Our Research

Mature American chestnut vanished nearly a century ago. In forests now altered by invasive species – both plants and insects – and fragmented by urban development, how can it be successfully planted back into the landscape?

To address this question, specifically for the Allegheny National Forest (ANF), we are establishing a 10-year study to evaluate the influence of light availability and abundance of competing seedlings on long-term growth and survival of hybrid American chestnut seed and seedlings.

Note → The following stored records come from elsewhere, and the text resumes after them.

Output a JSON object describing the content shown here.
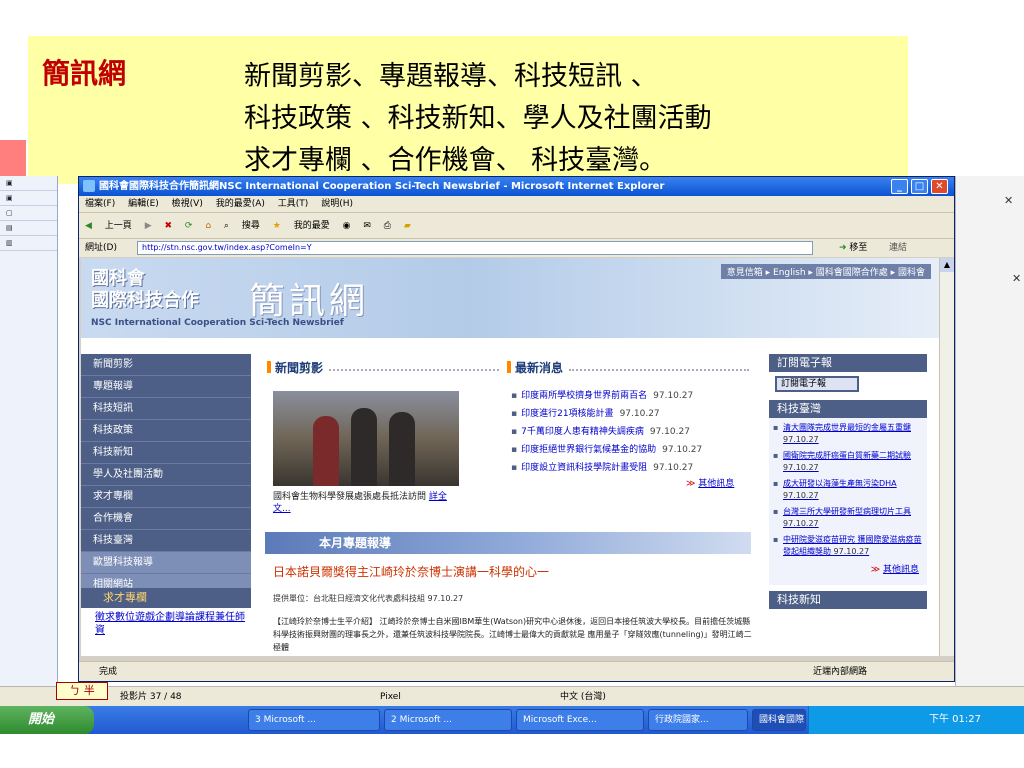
{
  "slide": {
    "brand": "簡訊網",
    "line1": "新聞剪影、專題報導、科技短訊 、",
    "line2": "科技政策 、科技新知、學人及社團活動",
    "line3": "求才專欄 、合作機會、 科技臺灣。"
  },
  "ie": {
    "title": "國科會國際科技合作簡訊網NSC International Cooperation Sci-Tech Newsbrief - Microsoft Internet Explorer",
    "menu": [
      "檔案(F)",
      "編輯(E)",
      "檢視(V)",
      "我的最愛(A)",
      "工具(T)",
      "說明(H)"
    ],
    "toolbar": {
      "back": "上一頁",
      "search": "搜尋",
      "favorites": "我的最愛"
    },
    "address_label": "網址(D)",
    "address_url": "http://stn.nsc.gov.tw/index.asp?ComeIn=Y",
    "go": "移至",
    "links": "連結",
    "status": "完成",
    "zone": "近端內部網路"
  },
  "site": {
    "top_links": "意見信箱 ▸ English ▸ 國科會國際合作處 ▸ 國科會",
    "cn_line1": "國科會",
    "cn_line2": "國際科技合作",
    "logo": "簡訊網",
    "en_name": "NSC International Cooperation Sci-Tech Newsbrief",
    "nav": [
      "新聞剪影",
      "專題報導",
      "科技短訊",
      "科技政策",
      "科技新知",
      "學人及社團活動",
      "求才專欄",
      "合作機會",
      "科技臺灣",
      "歐盟科技報導",
      "相關網站"
    ],
    "job_head": "求才專欄",
    "job_link": "徵求數位遊戲企劃導論課程兼任師資",
    "photo_section": "新聞剪影",
    "photo_caption": "國科會生物科學發展處張處長抵法訪問",
    "photo_more": "詳全文...",
    "news_section": "最新消息",
    "news": [
      {
        "title": "印度兩所學校擠身世界前兩百名",
        "date": "97.10.27"
      },
      {
        "title": "印度進行21項核能計畫",
        "date": "97.10.27"
      },
      {
        "title": "7千萬印度人患有精神失調疾病",
        "date": "97.10.27"
      },
      {
        "title": "印度拒絕世界銀行氣候基金的協助",
        "date": "97.10.27"
      },
      {
        "title": "印度設立資訊科技學院計畫受阻",
        "date": "97.10.27"
      }
    ],
    "news_more": "其他訊息",
    "feature_bar": "本月專題報導",
    "feature_title": "日本諾貝爾獎得主江崎玲於奈博士演講一科學的心一",
    "feature_source": "提供單位：台北駐日經濟文化代表處科技組 97.10.27",
    "feature_text": "【江崎玲於奈博士生平介紹】 江崎玲於奈博士自米國IBM華生(Watson)研究中心退休後，返回日本接任筑波大學校長。目前擔任茨城縣科學技術振興財團的理事長之外，還兼任筑波科技學院院長。江崎博士最偉大的貢獻就是 應用量子「穿隧效應(tunneling)」發明江崎二極體",
    "subscribe_head": "訂閱電子報",
    "subscribe_btn": "訂閱電子報",
    "taiwan_head": "科技臺灣",
    "taiwan": [
      {
        "title": "清大團隊完成世界最短的金屬五重鍵",
        "date": "97.10.27"
      },
      {
        "title": "國衛院完成肝癌蛋白質新藥二期試驗",
        "date": "97.10.27"
      },
      {
        "title": "成大研發以海藻生產無污染DHA",
        "date": "97.10.27"
      },
      {
        "title": "台灣三所大學研發新型病理切片工具",
        "date": "97.10.27"
      },
      {
        "title": "中研院愛滋疫苗研究 獲國際愛滋病疫苗發起組織獎助",
        "date": "97.10.27"
      }
    ],
    "taiwan_more": "其他訊息",
    "sci_head": "科技新知"
  },
  "ppt_status": {
    "slide": "投影片 37 / 48",
    "design": "Pixel",
    "lang": "中文 (台灣)",
    "ime": "ㄅ 半"
  },
  "taskbar": {
    "start": "開始",
    "tasks": [
      "3 Microsoft ...",
      "2 Microsoft ...",
      "Microsoft Exce...",
      "行政院國家...",
      "國科會國際..."
    ],
    "time": "下午 01:27"
  },
  "colors": {
    "slide_bg": "#ffffa6",
    "brand_red": "#c00000",
    "nav_bg": "#4d5f86",
    "accent_orange": "#ff8800"
  }
}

The main objective is to test the long-term survival and growth of chestnut planted in each of the three stages of the three-stage shelterwood sequence used to regenerate oak.

Merging chestnut reintroduction with other forest management goals will help National Forests make the most use of their limited resources, which will ultimately lead to increased efforts for chestnut restoration.

Expected Outcomes

Our proposed study will evaluate long-term (10-plus years) survival and growth of 1,400 chestnut seed and seedlings planted in each of the three stages of the three-stage shelterwood harvest system commonly used to regenerate oak in the Allegheny plateau region. These treatments will create a gradient of light availability and competition from sprouts and seedlings of other hardwood species.

Results will help determine

  • how long planted chestnut seedlings can survive in low light conditions on the High Allegheny Plateau while still retaining the ability to respond quickly to increased light due to harvest,
  • how well chestnuts compete with other vegetation in varying light levels, and
  • what point in the 20-year shelterwood system sequence is optimal to plant chestnut seedlings.

Research Participants

Principal Investigators

Research Partners

Last Modified: May 15, 2017